Approximately 1500 Australian companies are active in the UK, with a large number using the UK as a base for continental Europe. Key Australian investors in the UK include: Macquarie, National Australia Group (with Clydesdale Bank and Yorkshire Bank), AMCOR, Lend Lease, Mayne Nickless, Westpac, the Commonwealth Bank, ANZ, Cochlear, ResMed, CSL, Boral, and dual listed companies GKN Brambles, Rio Tinto, and BHP Billiton.
Australian goods and services exports to the UK have a broad base, covering a wide range of sectors. This base includes major firm activity (such as in financial services, with Australian banks having a longstanding presence in the market), through to small and medium enterprises. The results of Australia’s International Business Survey 2014 (AIBS 2014), which included data from more than 1600 Australian businesses, re-affirmed the importance of the UK market to Australian businesses. The survey found that Australian businesses considered the UK their fourth most important current and future market. The UK was rated the most important market for software and media, and the third most important market for elaborate manufactures, professional services, and wholesale trade. ABS data for 2013/14 for goods exporters also showed that the UK was the sixth most frequent export destination for Australian goods exporters, with 5153 individual firms exporting to the market in that year.

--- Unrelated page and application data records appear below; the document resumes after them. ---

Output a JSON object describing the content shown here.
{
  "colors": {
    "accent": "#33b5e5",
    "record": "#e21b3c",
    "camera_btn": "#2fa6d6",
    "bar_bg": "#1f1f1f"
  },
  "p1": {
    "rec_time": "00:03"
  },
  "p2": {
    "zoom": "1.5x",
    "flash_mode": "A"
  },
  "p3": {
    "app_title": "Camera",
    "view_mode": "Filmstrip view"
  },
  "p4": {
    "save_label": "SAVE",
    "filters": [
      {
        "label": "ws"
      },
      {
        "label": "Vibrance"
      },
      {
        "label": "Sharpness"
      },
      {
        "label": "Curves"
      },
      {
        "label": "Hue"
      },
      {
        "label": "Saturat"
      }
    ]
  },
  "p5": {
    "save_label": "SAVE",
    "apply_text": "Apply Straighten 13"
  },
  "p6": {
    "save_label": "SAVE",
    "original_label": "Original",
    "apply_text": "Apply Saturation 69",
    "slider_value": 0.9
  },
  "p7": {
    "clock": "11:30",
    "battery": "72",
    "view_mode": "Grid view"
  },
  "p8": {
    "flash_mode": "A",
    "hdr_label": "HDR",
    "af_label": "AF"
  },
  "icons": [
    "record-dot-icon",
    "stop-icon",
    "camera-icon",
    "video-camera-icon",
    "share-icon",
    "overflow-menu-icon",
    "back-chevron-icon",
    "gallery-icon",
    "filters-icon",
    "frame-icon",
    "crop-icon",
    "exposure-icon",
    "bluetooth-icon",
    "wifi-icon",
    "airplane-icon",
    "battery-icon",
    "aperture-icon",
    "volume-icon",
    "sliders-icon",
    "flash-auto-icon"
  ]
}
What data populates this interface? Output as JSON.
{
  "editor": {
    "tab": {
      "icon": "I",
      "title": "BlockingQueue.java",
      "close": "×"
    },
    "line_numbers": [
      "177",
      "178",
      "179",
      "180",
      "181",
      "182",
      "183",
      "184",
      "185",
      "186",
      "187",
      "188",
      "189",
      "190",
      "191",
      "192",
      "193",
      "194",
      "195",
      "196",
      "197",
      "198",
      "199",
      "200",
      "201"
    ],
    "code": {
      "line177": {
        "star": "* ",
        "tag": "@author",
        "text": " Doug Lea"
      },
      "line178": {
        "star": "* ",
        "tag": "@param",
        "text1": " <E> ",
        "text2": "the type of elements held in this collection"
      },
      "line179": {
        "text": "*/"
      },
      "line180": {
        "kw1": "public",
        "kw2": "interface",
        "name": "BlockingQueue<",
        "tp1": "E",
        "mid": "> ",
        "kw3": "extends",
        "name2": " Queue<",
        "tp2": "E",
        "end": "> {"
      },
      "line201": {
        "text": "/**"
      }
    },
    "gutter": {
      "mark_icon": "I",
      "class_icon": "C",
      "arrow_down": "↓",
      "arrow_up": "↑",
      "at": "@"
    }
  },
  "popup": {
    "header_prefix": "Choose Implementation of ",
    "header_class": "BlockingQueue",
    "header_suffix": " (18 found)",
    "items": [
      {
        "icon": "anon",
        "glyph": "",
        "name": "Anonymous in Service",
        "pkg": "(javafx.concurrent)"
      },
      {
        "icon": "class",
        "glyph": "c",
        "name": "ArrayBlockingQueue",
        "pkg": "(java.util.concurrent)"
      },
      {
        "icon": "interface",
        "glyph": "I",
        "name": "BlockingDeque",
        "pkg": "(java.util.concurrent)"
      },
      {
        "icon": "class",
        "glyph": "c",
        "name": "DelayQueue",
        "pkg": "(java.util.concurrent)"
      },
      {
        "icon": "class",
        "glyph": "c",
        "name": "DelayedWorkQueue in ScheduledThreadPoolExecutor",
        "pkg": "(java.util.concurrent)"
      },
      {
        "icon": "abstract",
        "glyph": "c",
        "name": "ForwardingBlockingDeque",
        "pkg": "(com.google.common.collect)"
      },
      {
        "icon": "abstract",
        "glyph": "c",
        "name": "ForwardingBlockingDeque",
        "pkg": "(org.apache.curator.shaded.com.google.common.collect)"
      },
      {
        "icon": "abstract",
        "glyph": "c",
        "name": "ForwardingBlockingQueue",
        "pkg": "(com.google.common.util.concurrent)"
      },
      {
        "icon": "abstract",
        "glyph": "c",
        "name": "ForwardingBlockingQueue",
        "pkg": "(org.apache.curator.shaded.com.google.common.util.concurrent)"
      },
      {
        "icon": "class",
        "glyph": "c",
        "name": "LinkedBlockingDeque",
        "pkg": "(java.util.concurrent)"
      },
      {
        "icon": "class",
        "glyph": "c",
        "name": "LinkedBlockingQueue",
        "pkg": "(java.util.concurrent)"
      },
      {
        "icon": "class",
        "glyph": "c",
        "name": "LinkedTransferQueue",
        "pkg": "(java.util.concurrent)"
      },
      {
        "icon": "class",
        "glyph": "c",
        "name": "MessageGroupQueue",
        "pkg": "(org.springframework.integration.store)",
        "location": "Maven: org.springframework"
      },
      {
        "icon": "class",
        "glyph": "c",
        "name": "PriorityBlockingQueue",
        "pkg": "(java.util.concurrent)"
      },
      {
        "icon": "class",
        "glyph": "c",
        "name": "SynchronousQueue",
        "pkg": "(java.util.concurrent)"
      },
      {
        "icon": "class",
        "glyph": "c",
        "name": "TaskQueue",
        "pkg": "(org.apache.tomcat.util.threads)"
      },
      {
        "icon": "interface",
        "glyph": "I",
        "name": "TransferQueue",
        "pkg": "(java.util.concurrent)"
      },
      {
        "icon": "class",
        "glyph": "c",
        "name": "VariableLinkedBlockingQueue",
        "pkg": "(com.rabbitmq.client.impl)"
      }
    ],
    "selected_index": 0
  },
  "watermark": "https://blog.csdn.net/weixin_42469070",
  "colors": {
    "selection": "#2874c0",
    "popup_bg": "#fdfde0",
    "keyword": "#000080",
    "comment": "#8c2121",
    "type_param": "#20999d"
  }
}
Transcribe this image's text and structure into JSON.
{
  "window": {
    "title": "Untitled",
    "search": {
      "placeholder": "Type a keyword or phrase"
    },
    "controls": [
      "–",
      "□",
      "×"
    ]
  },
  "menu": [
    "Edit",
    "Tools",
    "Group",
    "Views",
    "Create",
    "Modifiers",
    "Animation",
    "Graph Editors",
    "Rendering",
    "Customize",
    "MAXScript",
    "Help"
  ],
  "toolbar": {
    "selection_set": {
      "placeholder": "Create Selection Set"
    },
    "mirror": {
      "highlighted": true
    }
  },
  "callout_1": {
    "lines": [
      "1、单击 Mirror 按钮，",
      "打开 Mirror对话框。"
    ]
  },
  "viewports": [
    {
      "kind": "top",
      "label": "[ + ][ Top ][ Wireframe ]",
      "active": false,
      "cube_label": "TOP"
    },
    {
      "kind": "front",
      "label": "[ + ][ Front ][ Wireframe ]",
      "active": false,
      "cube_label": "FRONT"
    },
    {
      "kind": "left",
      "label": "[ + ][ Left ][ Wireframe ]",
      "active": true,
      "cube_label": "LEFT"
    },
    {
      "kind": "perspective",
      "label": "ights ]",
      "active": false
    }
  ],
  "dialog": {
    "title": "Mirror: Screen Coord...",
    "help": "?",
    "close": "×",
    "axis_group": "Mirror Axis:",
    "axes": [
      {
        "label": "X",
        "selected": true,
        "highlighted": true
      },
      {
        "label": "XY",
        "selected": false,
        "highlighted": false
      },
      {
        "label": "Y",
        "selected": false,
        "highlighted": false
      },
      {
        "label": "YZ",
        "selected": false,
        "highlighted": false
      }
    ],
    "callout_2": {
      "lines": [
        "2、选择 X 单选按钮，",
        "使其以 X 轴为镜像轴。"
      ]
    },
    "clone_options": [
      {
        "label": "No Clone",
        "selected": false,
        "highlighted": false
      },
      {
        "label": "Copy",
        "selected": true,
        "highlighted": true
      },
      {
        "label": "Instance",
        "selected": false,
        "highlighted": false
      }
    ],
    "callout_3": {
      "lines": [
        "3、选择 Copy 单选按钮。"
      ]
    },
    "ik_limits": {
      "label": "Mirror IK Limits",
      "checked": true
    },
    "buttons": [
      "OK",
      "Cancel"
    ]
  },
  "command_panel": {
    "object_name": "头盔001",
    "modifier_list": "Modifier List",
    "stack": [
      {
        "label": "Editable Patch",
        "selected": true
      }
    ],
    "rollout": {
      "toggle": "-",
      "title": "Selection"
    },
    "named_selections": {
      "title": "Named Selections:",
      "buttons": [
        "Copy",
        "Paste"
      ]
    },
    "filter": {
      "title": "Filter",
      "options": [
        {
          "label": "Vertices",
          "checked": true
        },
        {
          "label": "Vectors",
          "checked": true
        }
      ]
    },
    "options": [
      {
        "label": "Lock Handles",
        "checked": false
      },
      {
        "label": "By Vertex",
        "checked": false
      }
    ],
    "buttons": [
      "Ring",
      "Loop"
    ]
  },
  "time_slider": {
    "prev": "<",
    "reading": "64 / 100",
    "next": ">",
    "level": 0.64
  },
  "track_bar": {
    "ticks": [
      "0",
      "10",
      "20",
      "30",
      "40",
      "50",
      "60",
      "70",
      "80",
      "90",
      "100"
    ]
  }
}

While resources are our leading export, the wine industry is an increasingly significant sector in Australia’s trade with the UK. The UK is currently our second most valuable wine export destination. Australian wine is a market leader in the UK and has been for a decade. One in five imported bottles of wine consumed in the UK is Australian. Some other areas of recent export growth include beef, diamonds and precious metals and telecommunications equipment.
The Australian Trade Commission (Austrade) is the Australian Government’s trade, investment and education promotion agency. Austrade assists Australian companies to grow their international business, attracts productive foreign direct investment into Australia and promotes Australia’s education sector internationally. In established markets, such as the UK, Austrade assists Australian exporters through referrals to specialist service providers and business advisors, for assistance on a commercial basis. There is a wide range of support available to Australian firms from specialist service providers in the UK. Austrade London can assist with details of service providers in areas such as business services, and market entry and strategy advice.